● **TASK ITEM**: Could you please retype the records exactly, minus their pictures?

__________________________________________________

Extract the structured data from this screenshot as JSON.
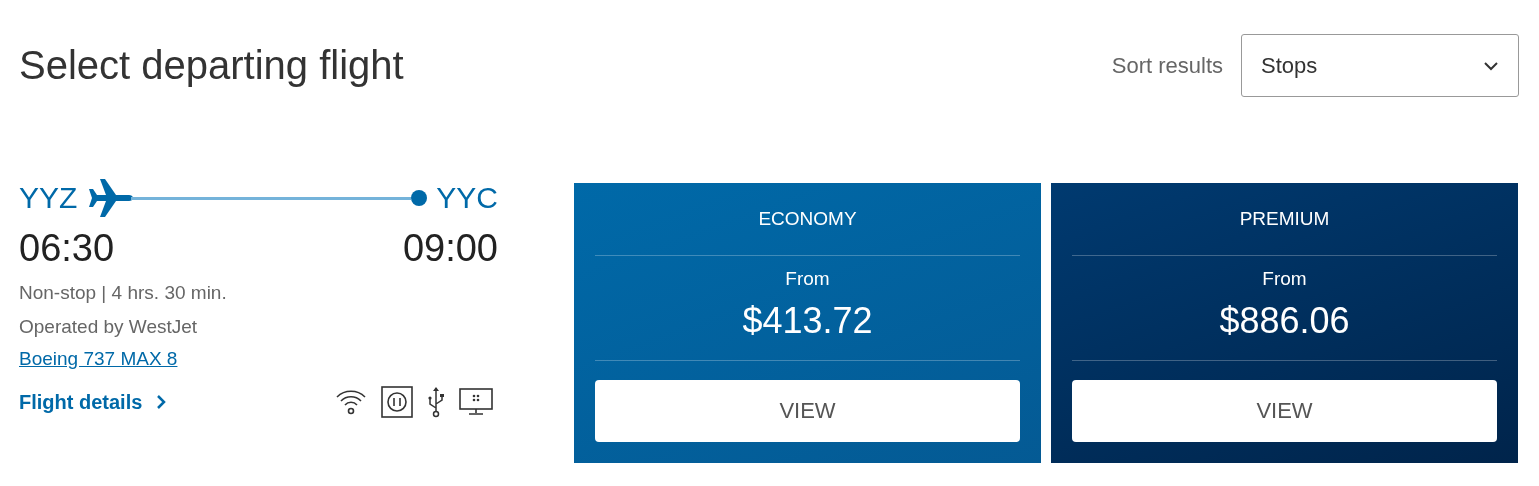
{
  "title": "Select departing flight",
  "sort": {
    "label": "Sort results",
    "value": "Stops"
  },
  "flight": {
    "origin": "YYZ",
    "destination": "YYC",
    "depart": "06:30",
    "arrive": "09:00",
    "summary": "Non-stop | 4 hrs. 30 min.",
    "operator": "Operated by WestJet",
    "aircraft": "Boeing 737 MAX 8",
    "details": "Flight details",
    "amenities": [
      {
        "kind": "wifi"
      },
      {
        "kind": "power"
      },
      {
        "kind": "usb"
      },
      {
        "kind": "screen"
      }
    ]
  },
  "fares": [
    {
      "kind": "economy",
      "cabin": "ECONOMY",
      "from": "From",
      "price": "$413.72",
      "action": "VIEW"
    },
    {
      "kind": "premium",
      "cabin": "PREMIUM",
      "from": "From",
      "price": "$886.06",
      "action": "VIEW"
    }
  ]
}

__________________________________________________

● **ANSWER BOX**:
Extract the structured data from this screenshot as JSON.
{
  "title": "Select departing flight",
  "sort": {
    "label": "Sort results",
    "value": "Stops"
  },
  "flight": {
    "origin": "YYZ",
    "destination": "YYC",
    "depart": "06:30",
    "arrive": "09:00",
    "summary": "Non-stop | 4 hrs. 30 min.",
    "operator": "Operated by WestJet",
    "aircraft": "Boeing 737 MAX 8",
    "details": "Flight details",
    "amenities": [
      {
        "kind": "wifi"
      },
      {
        "kind": "power"
      },
      {
        "kind": "usb"
      },
      {
        "kind": "screen"
      }
    ]
  },
  "fares": [
    {
      "kind": "economy",
      "cabin": "ECONOMY",
      "from": "From",
      "price": "$413.72",
      "action": "VIEW"
    },
    {
      "kind": "premium",
      "cabin": "PREMIUM",
      "from": "From",
      "price": "$886.06",
      "action": "VIEW"
    }
  ]
}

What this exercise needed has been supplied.